Word for word, set down the full listing below.

### Given data:
+ + +
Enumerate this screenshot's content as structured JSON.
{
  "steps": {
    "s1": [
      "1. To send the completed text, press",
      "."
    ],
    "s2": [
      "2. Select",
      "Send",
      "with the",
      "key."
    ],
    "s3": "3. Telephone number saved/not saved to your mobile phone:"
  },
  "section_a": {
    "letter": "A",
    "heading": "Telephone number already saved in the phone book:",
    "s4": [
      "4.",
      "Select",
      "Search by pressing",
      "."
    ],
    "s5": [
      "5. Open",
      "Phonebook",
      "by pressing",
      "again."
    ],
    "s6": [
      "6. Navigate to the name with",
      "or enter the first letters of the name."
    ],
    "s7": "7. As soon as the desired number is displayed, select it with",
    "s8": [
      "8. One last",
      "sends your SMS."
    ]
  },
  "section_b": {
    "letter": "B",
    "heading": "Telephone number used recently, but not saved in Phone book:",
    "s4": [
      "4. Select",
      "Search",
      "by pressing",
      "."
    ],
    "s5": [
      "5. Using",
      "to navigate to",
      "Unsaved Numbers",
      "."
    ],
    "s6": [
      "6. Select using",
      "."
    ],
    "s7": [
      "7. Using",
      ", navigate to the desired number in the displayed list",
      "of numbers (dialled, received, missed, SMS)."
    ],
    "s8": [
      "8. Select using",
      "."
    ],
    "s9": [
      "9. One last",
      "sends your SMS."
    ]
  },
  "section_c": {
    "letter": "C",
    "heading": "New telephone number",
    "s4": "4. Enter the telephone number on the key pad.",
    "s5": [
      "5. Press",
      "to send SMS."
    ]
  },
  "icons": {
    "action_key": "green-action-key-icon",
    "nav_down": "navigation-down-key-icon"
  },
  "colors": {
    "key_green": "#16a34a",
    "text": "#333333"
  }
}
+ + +
### Solution:
Enumerate this screenshot's content as structured JSON.
{
  "steps": {
    "s1": [
      "1. To send the completed text, press",
      "."
    ],
    "s2": [
      "2. Select",
      "Send",
      "with the",
      "key."
    ],
    "s3": "3. Telephone number saved/not saved to your mobile phone:"
  },
  "section_a": {
    "letter": "A",
    "heading": "Telephone number already saved in the phone book:",
    "s4": [
      "4.",
      "Select",
      "Search by pressing",
      "."
    ],
    "s5": [
      "5. Open",
      "Phonebook",
      "by pressing",
      "again."
    ],
    "s6": [
      "6. Navigate to the name with",
      "or enter the first letters of the name."
    ],
    "s7": "7. As soon as the desired number is displayed, select it with",
    "s8": [
      "8. One last",
      "sends your SMS."
    ]
  },
  "section_b": {
    "letter": "B",
    "heading": "Telephone number used recently, but not saved in Phone book:",
    "s4": [
      "4. Select",
      "Search",
      "by pressing",
      "."
    ],
    "s5": [
      "5. Using",
      "to navigate to",
      "Unsaved Numbers",
      "."
    ],
    "s6": [
      "6. Select using",
      "."
    ],
    "s7": [
      "7. Using",
      ", navigate to the desired number in the displayed list",
      "of numbers (dialled, received, missed, SMS)."
    ],
    "s8": [
      "8. Select using",
      "."
    ],
    "s9": [
      "9. One last",
      "sends your SMS."
    ]
  },
  "section_c": {
    "letter": "C",
    "heading": "New telephone number",
    "s4": "4. Enter the telephone number on the key pad.",
    "s5": [
      "5. Press",
      "to send SMS."
    ]
  },
  "icons": {
    "action_key": "green-action-key-icon",
    "nav_down": "navigation-down-key-icon"
  },
  "colors": {
    "key_green": "#16a34a",
    "text": "#333333"
  }
}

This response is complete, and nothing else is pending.